for 2.4, you can just define an intersection function.
sets = iter(map(set, d))
result = sets.next()
for s in sets:
result = result.intersection(s)
for newer versions of python:
the intersection method takes an arbitrary amount of arguments
result = set(d).intersection(*d[1:])
alternatively, you can intersect the first set with itself to avoid slicing the list and making a copy:
result = set(d).intersection(*d)
I'm not really sure which would be more efficient and have a feeling that it would depend on the size of the

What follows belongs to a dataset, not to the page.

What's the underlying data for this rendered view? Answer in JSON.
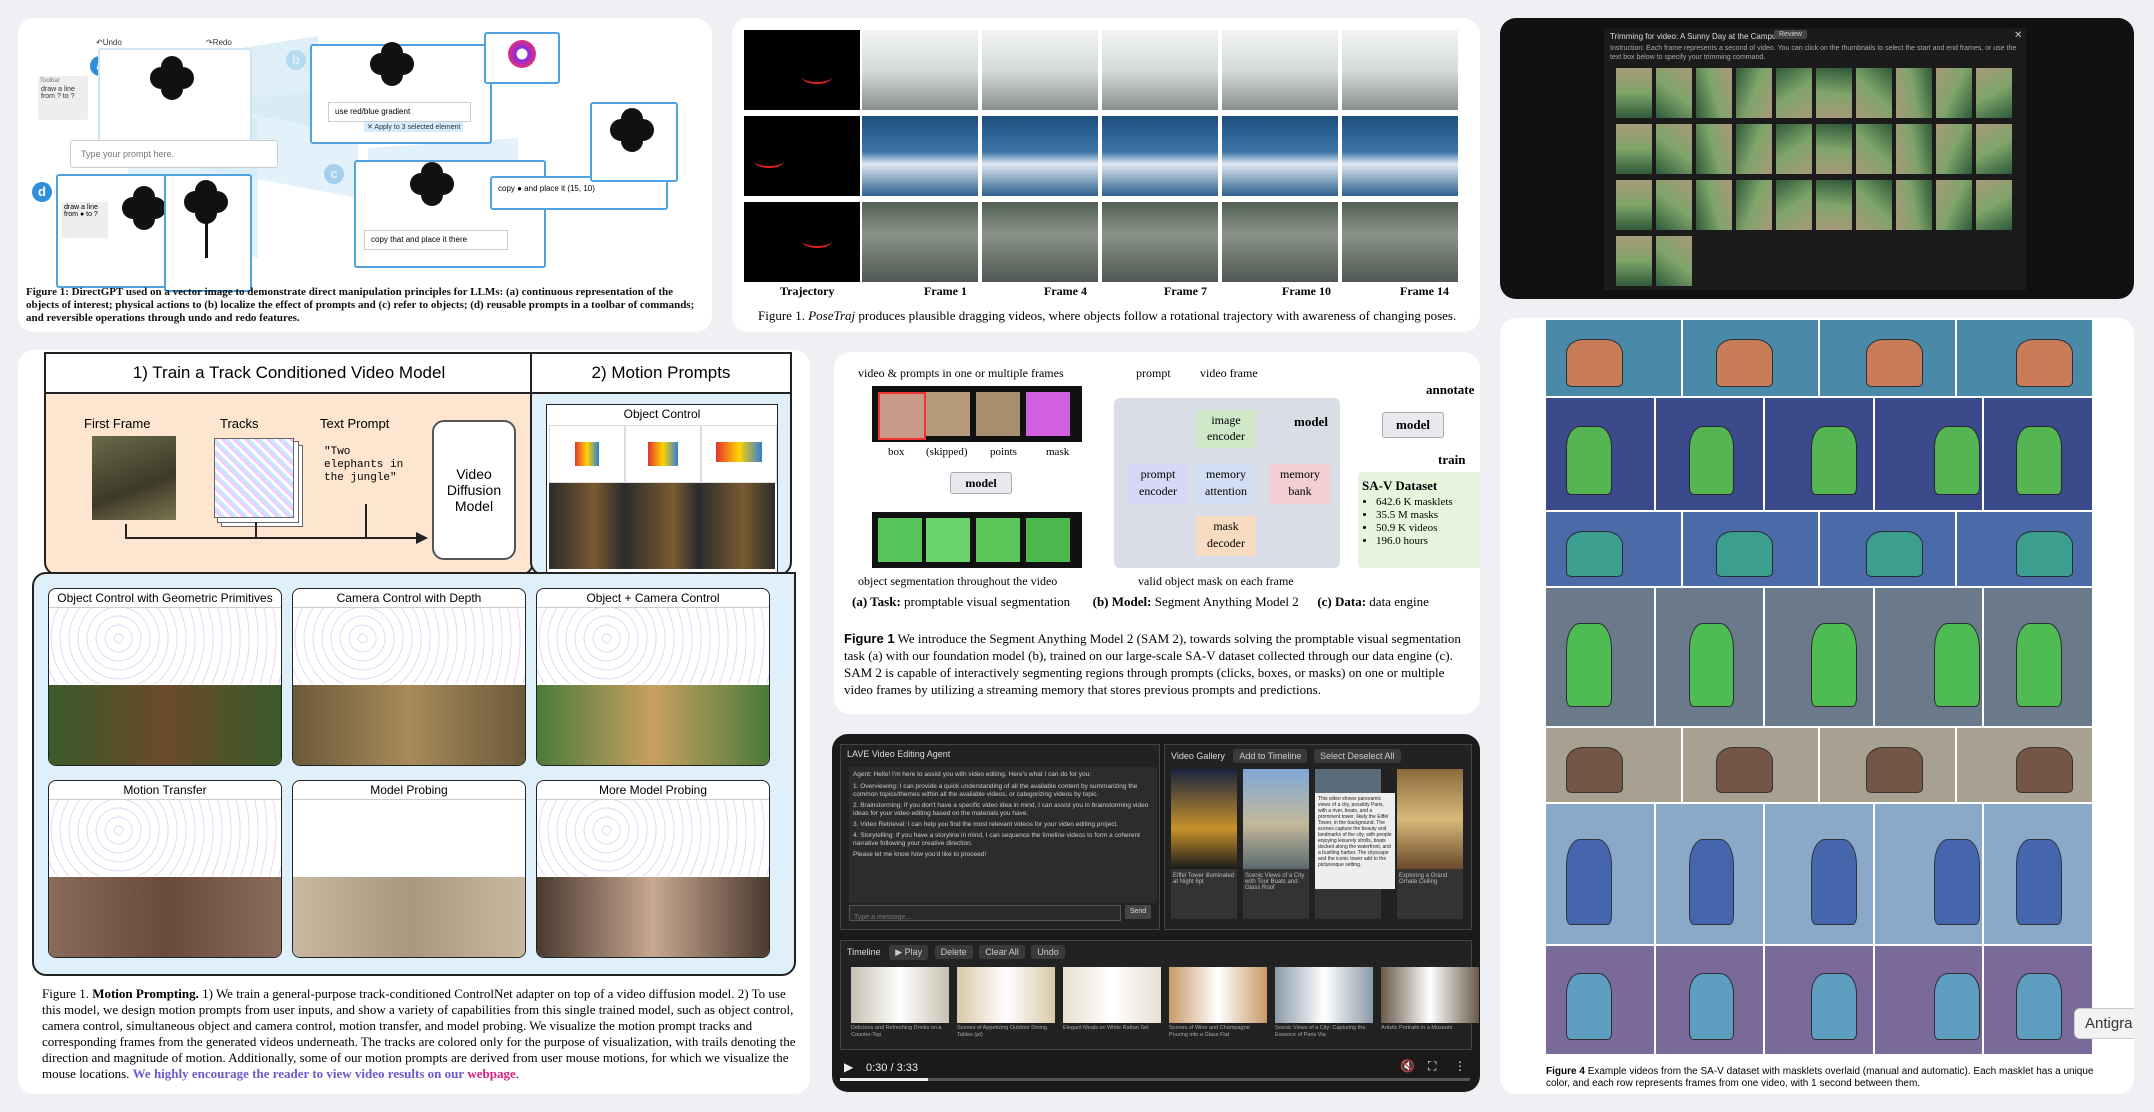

d and the size of the list unless python has an inbuilt check for it like
if s1 is s2:
in the intersection method.
>>> d = [[1,2,3,4], [2,3,4], [3,4,5,6,7]]